**EXERCISE INSTRUCTIONS:**
Take each line below that has "page" and copy it.

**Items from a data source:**
● ● ● ● ●
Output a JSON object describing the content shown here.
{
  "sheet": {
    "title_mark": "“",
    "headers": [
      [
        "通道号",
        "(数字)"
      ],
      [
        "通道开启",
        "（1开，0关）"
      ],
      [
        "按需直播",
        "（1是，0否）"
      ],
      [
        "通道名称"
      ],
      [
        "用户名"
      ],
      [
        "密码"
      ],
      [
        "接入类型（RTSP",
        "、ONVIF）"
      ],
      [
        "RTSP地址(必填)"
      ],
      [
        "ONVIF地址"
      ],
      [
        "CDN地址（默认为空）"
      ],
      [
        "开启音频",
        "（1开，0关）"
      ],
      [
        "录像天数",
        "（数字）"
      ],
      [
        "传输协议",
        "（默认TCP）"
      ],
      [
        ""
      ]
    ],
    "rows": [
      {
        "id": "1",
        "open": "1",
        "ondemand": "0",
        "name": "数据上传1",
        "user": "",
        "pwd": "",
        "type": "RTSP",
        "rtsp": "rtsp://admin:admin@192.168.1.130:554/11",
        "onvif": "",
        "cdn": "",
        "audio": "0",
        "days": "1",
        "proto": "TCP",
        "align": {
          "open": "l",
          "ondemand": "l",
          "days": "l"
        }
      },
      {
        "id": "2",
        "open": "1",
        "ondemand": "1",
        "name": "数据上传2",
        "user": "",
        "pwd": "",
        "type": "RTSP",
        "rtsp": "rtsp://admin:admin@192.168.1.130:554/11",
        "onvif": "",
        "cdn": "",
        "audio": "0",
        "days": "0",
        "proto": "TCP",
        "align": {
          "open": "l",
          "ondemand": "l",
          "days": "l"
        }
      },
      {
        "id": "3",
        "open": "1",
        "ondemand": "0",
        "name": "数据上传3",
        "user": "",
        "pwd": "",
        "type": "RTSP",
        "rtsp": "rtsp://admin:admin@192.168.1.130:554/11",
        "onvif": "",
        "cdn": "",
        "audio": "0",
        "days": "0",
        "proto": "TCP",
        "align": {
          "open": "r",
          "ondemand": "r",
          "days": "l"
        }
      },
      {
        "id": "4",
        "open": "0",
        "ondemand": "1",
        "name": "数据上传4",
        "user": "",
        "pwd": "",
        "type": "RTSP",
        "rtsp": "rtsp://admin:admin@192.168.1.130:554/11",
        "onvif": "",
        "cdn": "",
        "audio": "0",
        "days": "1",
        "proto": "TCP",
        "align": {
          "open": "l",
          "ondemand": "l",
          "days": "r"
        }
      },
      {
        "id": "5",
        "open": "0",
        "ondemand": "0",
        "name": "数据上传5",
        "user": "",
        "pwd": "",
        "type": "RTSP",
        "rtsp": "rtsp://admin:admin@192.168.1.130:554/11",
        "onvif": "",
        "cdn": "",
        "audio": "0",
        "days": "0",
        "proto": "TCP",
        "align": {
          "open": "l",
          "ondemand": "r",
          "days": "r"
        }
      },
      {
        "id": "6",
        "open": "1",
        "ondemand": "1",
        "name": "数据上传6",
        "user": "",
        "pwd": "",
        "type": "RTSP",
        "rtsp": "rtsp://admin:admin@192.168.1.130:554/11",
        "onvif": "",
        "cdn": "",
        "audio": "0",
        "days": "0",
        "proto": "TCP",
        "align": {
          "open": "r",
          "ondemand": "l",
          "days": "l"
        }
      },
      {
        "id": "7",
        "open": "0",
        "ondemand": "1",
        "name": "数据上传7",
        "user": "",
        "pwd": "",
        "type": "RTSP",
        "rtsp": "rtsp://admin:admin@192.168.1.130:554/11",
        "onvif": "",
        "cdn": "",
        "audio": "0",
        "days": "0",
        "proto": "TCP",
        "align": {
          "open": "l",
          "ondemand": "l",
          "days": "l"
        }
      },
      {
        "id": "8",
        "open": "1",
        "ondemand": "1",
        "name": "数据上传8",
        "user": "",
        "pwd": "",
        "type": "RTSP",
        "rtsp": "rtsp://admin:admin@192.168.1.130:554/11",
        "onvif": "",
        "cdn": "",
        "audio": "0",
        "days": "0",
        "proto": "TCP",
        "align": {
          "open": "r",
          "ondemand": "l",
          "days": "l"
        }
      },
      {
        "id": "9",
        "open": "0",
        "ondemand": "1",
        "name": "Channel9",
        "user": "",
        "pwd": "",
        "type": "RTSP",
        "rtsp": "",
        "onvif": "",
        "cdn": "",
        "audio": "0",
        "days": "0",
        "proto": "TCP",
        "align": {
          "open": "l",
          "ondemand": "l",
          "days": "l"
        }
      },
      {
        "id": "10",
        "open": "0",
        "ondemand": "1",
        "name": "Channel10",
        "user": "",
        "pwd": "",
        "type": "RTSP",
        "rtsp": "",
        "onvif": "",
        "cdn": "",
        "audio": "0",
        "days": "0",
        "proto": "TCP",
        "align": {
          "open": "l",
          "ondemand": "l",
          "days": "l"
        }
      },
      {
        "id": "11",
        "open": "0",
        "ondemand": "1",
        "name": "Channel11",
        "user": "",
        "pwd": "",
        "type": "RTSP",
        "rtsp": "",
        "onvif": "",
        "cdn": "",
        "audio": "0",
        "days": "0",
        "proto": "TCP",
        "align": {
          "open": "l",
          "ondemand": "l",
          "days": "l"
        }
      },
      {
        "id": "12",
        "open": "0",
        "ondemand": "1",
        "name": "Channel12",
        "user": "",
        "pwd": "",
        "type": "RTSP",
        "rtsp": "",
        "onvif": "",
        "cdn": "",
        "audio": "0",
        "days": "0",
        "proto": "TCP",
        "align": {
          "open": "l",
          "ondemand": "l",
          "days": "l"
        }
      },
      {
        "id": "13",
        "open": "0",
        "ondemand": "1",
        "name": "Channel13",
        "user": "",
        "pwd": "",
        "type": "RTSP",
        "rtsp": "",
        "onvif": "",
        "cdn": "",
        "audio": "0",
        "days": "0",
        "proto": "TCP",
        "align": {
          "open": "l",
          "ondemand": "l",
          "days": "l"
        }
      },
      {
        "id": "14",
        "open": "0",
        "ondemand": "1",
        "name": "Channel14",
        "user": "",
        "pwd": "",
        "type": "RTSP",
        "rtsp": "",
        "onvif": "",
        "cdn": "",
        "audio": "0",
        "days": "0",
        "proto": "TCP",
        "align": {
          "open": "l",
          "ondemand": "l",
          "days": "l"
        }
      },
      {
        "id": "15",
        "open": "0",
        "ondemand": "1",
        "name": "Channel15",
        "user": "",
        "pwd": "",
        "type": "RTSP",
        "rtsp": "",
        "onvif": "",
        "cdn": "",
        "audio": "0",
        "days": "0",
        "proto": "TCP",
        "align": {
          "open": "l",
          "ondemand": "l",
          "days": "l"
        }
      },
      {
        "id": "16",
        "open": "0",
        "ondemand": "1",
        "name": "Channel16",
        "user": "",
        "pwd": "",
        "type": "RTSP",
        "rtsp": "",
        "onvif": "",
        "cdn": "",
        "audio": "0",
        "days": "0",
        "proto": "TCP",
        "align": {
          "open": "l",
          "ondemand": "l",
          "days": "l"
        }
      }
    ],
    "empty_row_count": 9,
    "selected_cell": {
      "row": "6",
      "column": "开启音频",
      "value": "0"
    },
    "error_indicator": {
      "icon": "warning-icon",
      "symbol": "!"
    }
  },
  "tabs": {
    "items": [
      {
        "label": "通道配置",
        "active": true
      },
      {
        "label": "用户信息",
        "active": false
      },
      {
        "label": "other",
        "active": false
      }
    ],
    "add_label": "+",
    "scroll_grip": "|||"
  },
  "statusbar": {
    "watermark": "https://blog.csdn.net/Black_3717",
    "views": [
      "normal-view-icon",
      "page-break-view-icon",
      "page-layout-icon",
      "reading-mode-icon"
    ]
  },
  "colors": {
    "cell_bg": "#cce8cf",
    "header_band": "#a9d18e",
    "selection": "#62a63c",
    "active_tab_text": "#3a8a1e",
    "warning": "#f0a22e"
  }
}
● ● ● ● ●
**PROBLEM SOLUTION:**
      "page-break-view-icon",
      "page-layout-icon",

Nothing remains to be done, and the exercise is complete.